Now, knowing what I know from the book I am so thankful we are how we are. It means that we've spent substantially less money supporting companies who are ruining the earth.
After reading the first section on beauty products and how harmful they are not only to the environment, but also ourselves, I realized how few I use. I almost never wear makeup, maybe a bit of powder if my skin looks like crap and the whole get up I do maybe once a month, if that. I'm not a sucker for fancy creams, I don't use deodorant (and I'm pretty sure I don't stink), and I pretty much use the bare minimum of everything else. I do like to use nice skin care, but have realized that it doesn't have to be expensive and have been trying to use only natural products. I'm slowly changing all our beauty care products over to only all natural stuff.

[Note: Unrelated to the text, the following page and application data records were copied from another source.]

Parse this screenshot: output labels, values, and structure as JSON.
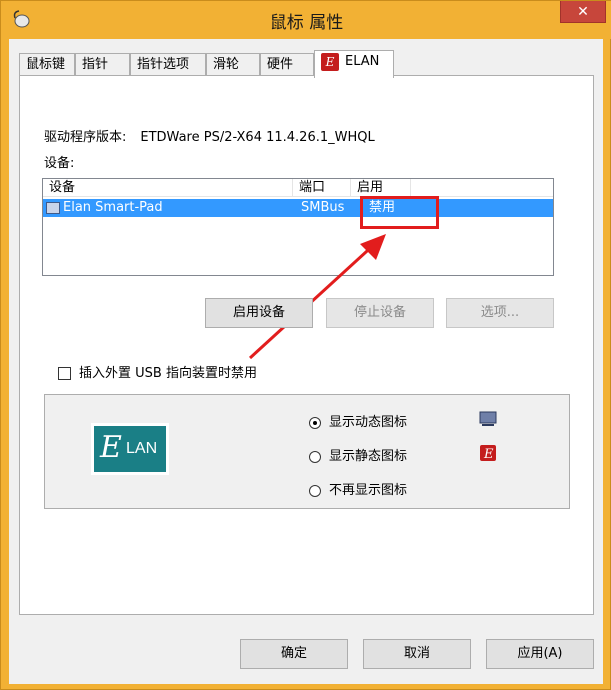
{
  "window": {
    "title": "鼠标 属性",
    "close_glyph": "✕"
  },
  "tabs": [
    "鼠标键",
    "指针",
    "指针选项",
    "滑轮",
    "硬件",
    "ELAN"
  ],
  "elan_tab_icon": "E",
  "driver": {
    "label": "驱动程序版本:",
    "value": "ETDWare PS/2-X64 11.4.26.1_WHQL"
  },
  "devices_label": "设备:",
  "device_list": {
    "columns": [
      "设备",
      "端口",
      "启用"
    ],
    "rows": [
      {
        "device": "Elan Smart-Pad",
        "port": "SMBus",
        "enabled": "禁用"
      }
    ]
  },
  "buttons": {
    "enable": "启用设备",
    "stop": "停止设备",
    "options": "选项..."
  },
  "checkbox": {
    "label": "插入外置 USB 指向装置时禁用",
    "checked": false
  },
  "logo_text": "LAN",
  "logo_letter": "E",
  "radio_options": [
    {
      "label": "显示动态图标",
      "checked": true,
      "icon": "monitor-icon"
    },
    {
      "label": "显示静态图标",
      "checked": false,
      "icon": "elan-red-icon"
    },
    {
      "label": "不再显示图标",
      "checked": false,
      "icon": ""
    }
  ],
  "footer": {
    "ok": "确定",
    "cancel": "取消",
    "apply": "应用(A)"
  },
  "colors": {
    "title_bar": "#f2b134",
    "selection": "#3399ff",
    "highlight": "#e21d1d"
  }
}
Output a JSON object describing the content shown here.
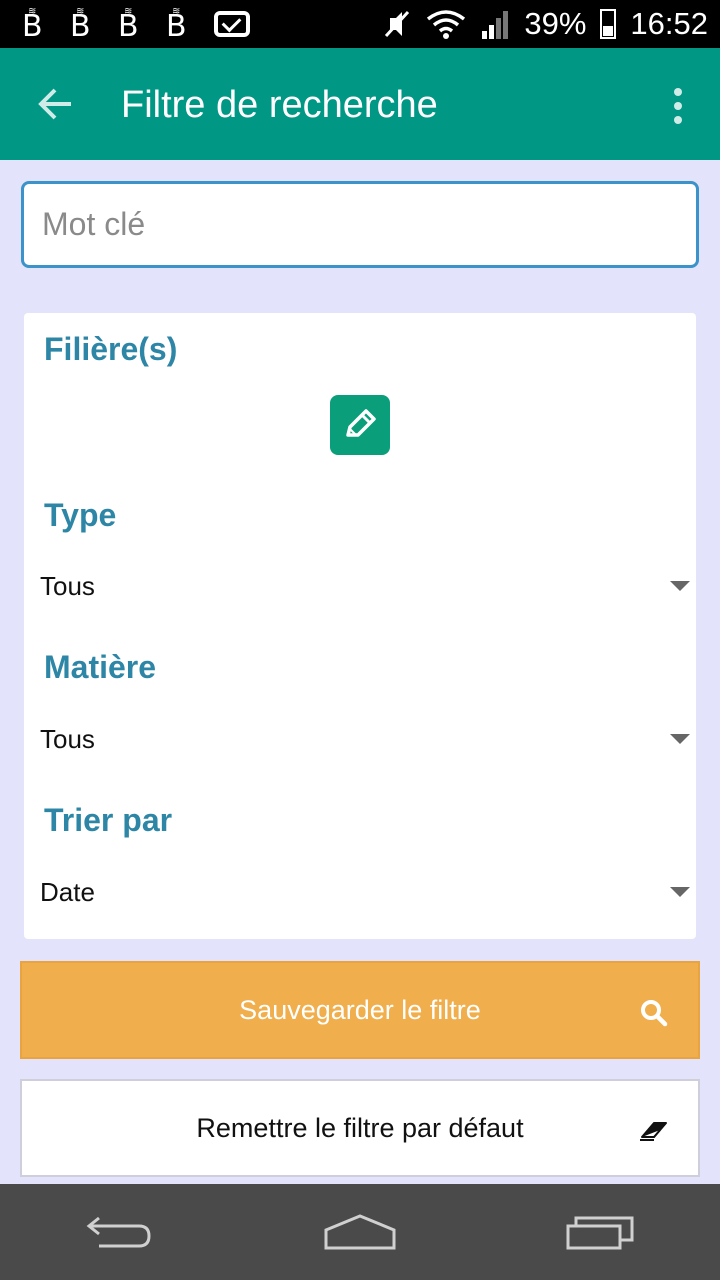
{
  "status_bar": {
    "notification_icons": [
      "b-icon",
      "b-icon",
      "b-icon",
      "b-icon",
      "mail-icon"
    ],
    "battery": "39%",
    "time": "16:52"
  },
  "app_bar": {
    "title": "Filtre de recherche",
    "back_icon": "arrow-left-icon",
    "menu_icon": "more-vertical-icon"
  },
  "search": {
    "placeholder": "Mot clé",
    "value": ""
  },
  "filters": {
    "filieres_title": "Filière(s)",
    "edit_icon": "pencil-icon",
    "type_title": "Type",
    "type_value": "Tous",
    "matiere_title": "Matière",
    "matiere_value": "Tous",
    "sort_title": "Trier par",
    "sort_value": "Date"
  },
  "actions": {
    "save_label": "Sauvegarder le filtre",
    "save_icon": "search-icon",
    "reset_label": "Remettre le filtre par défaut",
    "reset_icon": "eraser-icon"
  },
  "colors": {
    "app_bar": "#009785",
    "title_text": "#2e86a6",
    "save_button": "#f0ae4c",
    "edit_button": "#0a9e7a",
    "background": "#e3e3fb"
  },
  "nav_bar": {
    "icons": [
      "back-icon",
      "home-icon",
      "recents-icon"
    ]
  }
}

One big department though that I know I have to make changes in is clothing. It's easy to ignore the terrible practices involved in the making of cheap clothing. Unfortunately my thoughts when needing new clothes have always been "How much cheap stuff can I get for x amount of money?". Now I know I should be spending it more wisely, maybe only buying one or two quality fair-trade items at a time rather than as much crappy stuff as I can afford. And it makes sense really, because every time I buy cheap clothes realize they are so poorly made they don't fit right anyway, and they just fall apart quicker. For the boys thankfully we have relied almost entirely on second hand clothes from my cousins who have two boys, so I know at least the clothes are getting good use and we're not spending money buying more of them.
I've only read about beauty products and clothes so far, and am currently in the health care section (and again happy that we are not pill poppers who rely on medications, prescription or OTC, rather we focus on making our bodies healthy so they can fight off illness on their own). There are still many sections to cover still, and I know I will learn much more about how to live green, especially in other areas like cleaning (I already don't use commercial cleaners, just water and vinegar, but am looking forward to more tips), technology, and of course food.
Ok, so if we had ever been in the position to spend a lot of money on nice things, I'm sure we would have. But now at least, if we ever can afford more 'stuff', I will know what to look for and which companies I should be supporting.
Now I feel proud that we don't have nice things or care about the newest trends!
I'm really glad I've picked up this book. I've only made a dent in it so far, but I'm learning so much already and feel not only more enlightened, but proud of ourselves for have already making good headway in the living green department. Of course, there is always room for improvement!